ABOUT THIS EXERCISE:
The data below is to be repeated in full, exactly as shown.

SUPPLIED DATA:
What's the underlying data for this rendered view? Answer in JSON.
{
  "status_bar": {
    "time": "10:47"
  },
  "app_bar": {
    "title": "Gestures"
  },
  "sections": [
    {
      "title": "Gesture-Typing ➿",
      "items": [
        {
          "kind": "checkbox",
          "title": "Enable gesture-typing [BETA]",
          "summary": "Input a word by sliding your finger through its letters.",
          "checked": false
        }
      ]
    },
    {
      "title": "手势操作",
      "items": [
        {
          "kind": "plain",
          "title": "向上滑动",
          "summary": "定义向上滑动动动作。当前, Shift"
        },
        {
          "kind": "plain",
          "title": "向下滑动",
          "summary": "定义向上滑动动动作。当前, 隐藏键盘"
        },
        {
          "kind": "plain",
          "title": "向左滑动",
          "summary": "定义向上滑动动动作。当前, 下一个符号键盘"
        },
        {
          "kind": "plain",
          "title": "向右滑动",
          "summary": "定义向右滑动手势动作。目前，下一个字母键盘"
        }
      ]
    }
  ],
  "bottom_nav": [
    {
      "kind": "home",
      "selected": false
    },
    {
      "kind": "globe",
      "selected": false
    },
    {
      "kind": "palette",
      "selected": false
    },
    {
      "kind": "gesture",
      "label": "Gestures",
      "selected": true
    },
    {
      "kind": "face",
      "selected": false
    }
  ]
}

ANSWER AREA:
What's the underlying data for this rendered view? Answer in JSON.
{
  "status_bar": {
    "time": "10:47"
  },
  "app_bar": {
    "title": "Gestures"
  },
  "sections": [
    {
      "title": "Gesture-Typing ➿",
      "items": [
        {
          "kind": "checkbox",
          "title": "Enable gesture-typing [BETA]",
          "summary": "Input a word by sliding your finger through its letters.",
          "checked": false
        }
      ]
    },
    {
      "title": "手势操作",
      "items": [
        {
          "kind": "plain",
          "title": "向上滑动",
          "summary": "定义向上滑动动动作。当前, Shift"
        },
        {
          "kind": "plain",
          "title": "向下滑动",
          "summary": "定义向上滑动动动作。当前, 隐藏键盘"
        },
        {
          "kind": "plain",
          "title": "向左滑动",
          "summary": "定义向上滑动动动作。当前, 下一个符号键盘"
        },
        {
          "kind": "plain",
          "title": "向右滑动",
          "summary": "定义向右滑动手势动作。目前，下一个字母键盘"
        }
      ]
    }
  ],
  "bottom_nav": [
    {
      "kind": "home",
      "selected": false
    },
    {
      "kind": "globe",
      "selected": false
    },
    {
      "kind": "palette",
      "selected": false
    },
    {
      "kind": "gesture",
      "label": "Gestures",
      "selected": true
    },
    {
      "kind": "face",
      "selected": false
    }
  ]
}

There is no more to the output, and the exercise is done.